WHAT IS EXPECTED:
Every record below should be printed exactly as given.

PROVIDED DATA:
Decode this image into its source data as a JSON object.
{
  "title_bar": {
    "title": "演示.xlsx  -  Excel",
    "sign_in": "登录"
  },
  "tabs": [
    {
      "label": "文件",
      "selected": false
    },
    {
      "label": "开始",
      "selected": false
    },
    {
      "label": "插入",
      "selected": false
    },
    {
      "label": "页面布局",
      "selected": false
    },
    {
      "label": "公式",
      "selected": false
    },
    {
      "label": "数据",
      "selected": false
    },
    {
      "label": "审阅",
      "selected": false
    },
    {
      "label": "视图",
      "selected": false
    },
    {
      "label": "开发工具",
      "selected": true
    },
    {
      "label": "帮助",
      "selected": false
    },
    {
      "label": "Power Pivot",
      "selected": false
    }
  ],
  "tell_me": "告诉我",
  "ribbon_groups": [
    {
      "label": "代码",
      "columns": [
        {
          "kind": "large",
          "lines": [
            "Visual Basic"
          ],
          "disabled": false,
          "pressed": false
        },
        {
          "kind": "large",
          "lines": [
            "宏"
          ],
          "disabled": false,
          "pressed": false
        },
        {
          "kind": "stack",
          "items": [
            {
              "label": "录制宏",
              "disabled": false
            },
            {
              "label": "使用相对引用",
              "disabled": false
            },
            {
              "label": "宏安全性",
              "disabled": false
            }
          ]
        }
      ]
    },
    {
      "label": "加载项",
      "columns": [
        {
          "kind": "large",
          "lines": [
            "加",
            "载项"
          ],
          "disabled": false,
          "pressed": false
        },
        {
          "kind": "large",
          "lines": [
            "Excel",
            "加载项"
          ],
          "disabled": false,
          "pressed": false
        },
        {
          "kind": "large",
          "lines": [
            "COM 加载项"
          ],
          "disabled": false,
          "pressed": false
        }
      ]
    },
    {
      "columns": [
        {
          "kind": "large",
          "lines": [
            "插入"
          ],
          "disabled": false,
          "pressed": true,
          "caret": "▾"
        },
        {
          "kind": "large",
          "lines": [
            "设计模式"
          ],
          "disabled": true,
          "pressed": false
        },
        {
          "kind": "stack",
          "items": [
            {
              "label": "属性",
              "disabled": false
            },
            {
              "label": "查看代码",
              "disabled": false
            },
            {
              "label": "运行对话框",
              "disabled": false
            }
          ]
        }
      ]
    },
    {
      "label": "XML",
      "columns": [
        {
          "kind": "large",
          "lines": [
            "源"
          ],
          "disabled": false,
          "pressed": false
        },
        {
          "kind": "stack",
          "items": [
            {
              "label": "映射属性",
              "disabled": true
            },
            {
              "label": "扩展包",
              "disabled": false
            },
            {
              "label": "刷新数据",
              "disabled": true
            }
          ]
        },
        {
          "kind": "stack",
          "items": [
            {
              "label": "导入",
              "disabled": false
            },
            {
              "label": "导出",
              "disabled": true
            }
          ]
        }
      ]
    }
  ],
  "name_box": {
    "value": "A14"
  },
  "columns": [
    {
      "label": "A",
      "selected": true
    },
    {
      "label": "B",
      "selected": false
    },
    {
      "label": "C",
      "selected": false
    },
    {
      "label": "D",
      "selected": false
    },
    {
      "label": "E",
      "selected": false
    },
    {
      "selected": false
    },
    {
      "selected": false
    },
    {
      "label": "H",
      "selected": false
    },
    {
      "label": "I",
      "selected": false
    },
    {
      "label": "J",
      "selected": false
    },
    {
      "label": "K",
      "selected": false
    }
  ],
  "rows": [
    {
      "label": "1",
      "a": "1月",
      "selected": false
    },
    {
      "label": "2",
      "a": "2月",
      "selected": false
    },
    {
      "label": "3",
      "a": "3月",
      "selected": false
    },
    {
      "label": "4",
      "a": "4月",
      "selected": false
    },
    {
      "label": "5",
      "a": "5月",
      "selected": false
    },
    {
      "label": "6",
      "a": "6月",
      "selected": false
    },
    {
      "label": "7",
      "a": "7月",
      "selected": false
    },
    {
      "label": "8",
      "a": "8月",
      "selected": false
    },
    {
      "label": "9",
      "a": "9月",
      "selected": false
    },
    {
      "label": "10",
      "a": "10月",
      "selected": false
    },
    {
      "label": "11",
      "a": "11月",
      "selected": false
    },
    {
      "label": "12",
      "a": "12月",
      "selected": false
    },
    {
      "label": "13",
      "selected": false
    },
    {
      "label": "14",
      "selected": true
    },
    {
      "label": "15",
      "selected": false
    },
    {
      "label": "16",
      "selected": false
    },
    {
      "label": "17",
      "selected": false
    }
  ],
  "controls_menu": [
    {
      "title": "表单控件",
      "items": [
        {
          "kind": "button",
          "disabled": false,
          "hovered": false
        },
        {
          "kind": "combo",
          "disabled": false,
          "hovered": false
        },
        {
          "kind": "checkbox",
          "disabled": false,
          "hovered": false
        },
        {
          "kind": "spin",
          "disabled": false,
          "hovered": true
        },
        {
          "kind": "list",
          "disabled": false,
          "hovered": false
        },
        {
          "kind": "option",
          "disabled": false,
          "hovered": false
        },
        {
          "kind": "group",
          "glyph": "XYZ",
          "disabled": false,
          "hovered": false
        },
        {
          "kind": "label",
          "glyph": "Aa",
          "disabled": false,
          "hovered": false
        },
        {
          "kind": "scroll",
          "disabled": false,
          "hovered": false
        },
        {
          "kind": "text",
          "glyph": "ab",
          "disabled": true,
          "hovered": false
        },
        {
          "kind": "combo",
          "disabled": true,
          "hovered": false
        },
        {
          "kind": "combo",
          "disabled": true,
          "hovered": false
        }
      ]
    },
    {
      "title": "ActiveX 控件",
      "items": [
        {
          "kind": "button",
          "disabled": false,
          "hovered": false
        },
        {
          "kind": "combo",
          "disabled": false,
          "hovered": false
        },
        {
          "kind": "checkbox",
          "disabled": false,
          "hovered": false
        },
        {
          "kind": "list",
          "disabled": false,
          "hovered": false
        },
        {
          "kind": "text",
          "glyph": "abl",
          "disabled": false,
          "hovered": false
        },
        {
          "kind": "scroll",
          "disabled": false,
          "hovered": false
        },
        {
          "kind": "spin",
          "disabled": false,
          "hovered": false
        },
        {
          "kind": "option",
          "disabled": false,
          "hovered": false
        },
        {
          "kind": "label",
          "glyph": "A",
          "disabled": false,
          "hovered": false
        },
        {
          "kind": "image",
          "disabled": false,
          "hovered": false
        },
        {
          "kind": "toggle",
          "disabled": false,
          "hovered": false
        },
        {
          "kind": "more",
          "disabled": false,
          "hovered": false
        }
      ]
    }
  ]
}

WRITTEN ANSWER:
Decode this image into its source data as a JSON object.
{
  "title_bar": {
    "title": "演示.xlsx  -  Excel",
    "sign_in": "登录"
  },
  "tabs": [
    {
      "label": "文件",
      "selected": false
    },
    {
      "label": "开始",
      "selected": false
    },
    {
      "label": "插入",
      "selected": false
    },
    {
      "label": "页面布局",
      "selected": false
    },
    {
      "label": "公式",
      "selected": false
    },
    {
      "label": "数据",
      "selected": false
    },
    {
      "label": "审阅",
      "selected": false
    },
    {
      "label": "视图",
      "selected": false
    },
    {
      "label": "开发工具",
      "selected": true
    },
    {
      "label": "帮助",
      "selected": false
    },
    {
      "label": "Power Pivot",
      "selected": false
    }
  ],
  "tell_me": "告诉我",
  "ribbon_groups": [
    {
      "label": "代码",
      "columns": [
        {
          "kind": "large",
          "lines": [
            "Visual Basic"
          ],
          "disabled": false,
          "pressed": false
        },
        {
          "kind": "large",
          "lines": [
            "宏"
          ],
          "disabled": false,
          "pressed": false
        },
        {
          "kind": "stack",
          "items": [
            {
              "label": "录制宏",
              "disabled": false
            },
            {
              "label": "使用相对引用",
              "disabled": false
            },
            {
              "label": "宏安全性",
              "disabled": false
            }
          ]
        }
      ]
    },
    {
      "label": "加载项",
      "columns": [
        {
          "kind": "large",
          "lines": [
            "加",
            "载项"
          ],
          "disabled": false,
          "pressed": false
        },
        {
          "kind": "large",
          "lines": [
            "Excel",
            "加载项"
          ],
          "disabled": false,
          "pressed": false
        },
        {
          "kind": "large",
          "lines": [
            "COM 加载项"
          ],
          "disabled": false,
          "pressed": false
        }
      ]
    },
    {
      "columns": [
        {
          "kind": "large",
          "lines": [
            "插入"
          ],
          "disabled": false,
          "pressed": true,
          "caret": "▾"
        },
        {
          "kind": "large",
          "lines": [
            "设计模式"
          ],
          "disabled": true,
          "pressed": false
        },
        {
          "kind": "stack",
          "items": [
            {
              "label": "属性",
              "disabled": false
            },
            {
              "label": "查看代码",
              "disabled": false
            },
            {
              "label": "运行对话框",
              "disabled": false
            }
          ]
        }
      ]
    },
    {
      "label": "XML",
      "columns": [
        {
          "kind": "large",
          "lines": [
            "源"
          ],
          "disabled": false,
          "pressed": false
        },
        {
          "kind": "stack",
          "items": [
            {
              "label": "映射属性",
              "disabled": true
            },
            {
              "label": "扩展包",
              "disabled": false
            },
            {
              "label": "刷新数据",
              "disabled": true
            }
          ]
        },
        {
          "kind": "stack",
          "items": [
            {
              "label": "导入",
              "disabled": false
            },
            {
              "label": "导出",
              "disabled": true
            }
          ]
        }
      ]
    }
  ],
  "name_box": {
    "value": "A14"
  },
  "columns": [
    {
      "label": "A",
      "selected": true
    },
    {
      "label": "B",
      "selected": false
    },
    {
      "label": "C",
      "selected": false
    },
    {
      "label": "D",
      "selected": false
    },
    {
      "label": "E",
      "selected": false
    },
    {
      "selected": false
    },
    {
      "selected": false
    },
    {
      "label": "H",
      "selected": false
    },
    {
      "label": "I",
      "selected": false
    },
    {
      "label": "J",
      "selected": false
    },
    {
      "label": "K",
      "selected": false
    }
  ],
  "rows": [
    {
      "label": "1",
      "a": "1月",
      "selected": false
    },
    {
      "label": "2",
      "a": "2月",
      "selected": false
    },
    {
      "label": "3",
      "a": "3月",
      "selected": false
    },
    {
      "label": "4",
      "a": "4月",
      "selected": false
    },
    {
      "label": "5",
      "a": "5月",
      "selected": false
    },
    {
      "label": "6",
      "a": "6月",
      "selected": false
    },
    {
      "label": "7",
      "a": "7月",
      "selected": false
    },
    {
      "label": "8",
      "a": "8月",
      "selected": false
    },
    {
      "label": "9",
      "a": "9月",
      "selected": false
    },
    {
      "label": "10",
      "a": "10月",
      "selected": false
    },
    {
      "label": "11",
      "a": "11月",
      "selected": false
    },
    {
      "label": "12",
      "a": "12月",
      "selected": false
    },
    {
      "label": "13",
      "selected": false
    },
    {
      "label": "14",
      "selected": true
    },
    {
      "label": "15",
      "selected": false
    },
    {
      "label": "16",
      "selected": false
    },
    {
      "label": "17",
      "selected": false
    }
  ],
  "controls_menu": [
    {
      "title": "表单控件",
      "items": [
        {
          "kind": "button",
          "disabled": false,
          "hovered": false
        },
        {
          "kind": "combo",
          "disabled": false,
          "hovered": false
        },
        {
          "kind": "checkbox",
          "disabled": false,
          "hovered": false
        },
        {
          "kind": "spin",
          "disabled": false,
          "hovered": true
        },
        {
          "kind": "list",
          "disabled": false,
          "hovered": false
        },
        {
          "kind": "option",
          "disabled": false,
          "hovered": false
        },
        {
          "kind": "group",
          "glyph": "XYZ",
          "disabled": false,
          "hovered": false
        },
        {
          "kind": "label",
          "glyph": "Aa",
          "disabled": false,
          "hovered": false
        },
        {
          "kind": "scroll",
          "disabled": false,
          "hovered": false
        },
        {
          "kind": "text",
          "glyph": "ab",
          "disabled": true,
          "hovered": false
        },
        {
          "kind": "combo",
          "disabled": true,
          "hovered": false
        },
        {
          "kind": "combo",
          "disabled": true,
          "hovered": false
        }
      ]
    },
    {
      "title": "ActiveX 控件",
      "items": [
        {
          "kind": "button",
          "disabled": false,
          "hovered": false
        },
        {
          "kind": "combo",
          "disabled": false,
          "hovered": false
        },
        {
          "kind": "checkbox",
          "disabled": false,
          "hovered": false
        },
        {
          "kind": "list",
          "disabled": false,
          "hovered": false
        },
        {
          "kind": "text",
          "glyph": "abl",
          "disabled": false,
          "hovered": false
        },
        {
          "kind": "scroll",
          "disabled": false,
          "hovered": false
        },
        {
          "kind": "spin",
          "disabled": false,
          "hovered": false
        },
        {
          "kind": "option",
          "disabled": false,
          "hovered": false
        },
        {
          "kind": "label",
          "glyph": "A",
          "disabled": false,
          "hovered": false
        },
        {
          "kind": "image",
          "disabled": false,
          "hovered": false
        },
        {
          "kind": "toggle",
          "disabled": false,
          "hovered": false
        },
        {
          "kind": "more",
          "disabled": false,
          "hovered": false
        }
      ]
    }
  ]
}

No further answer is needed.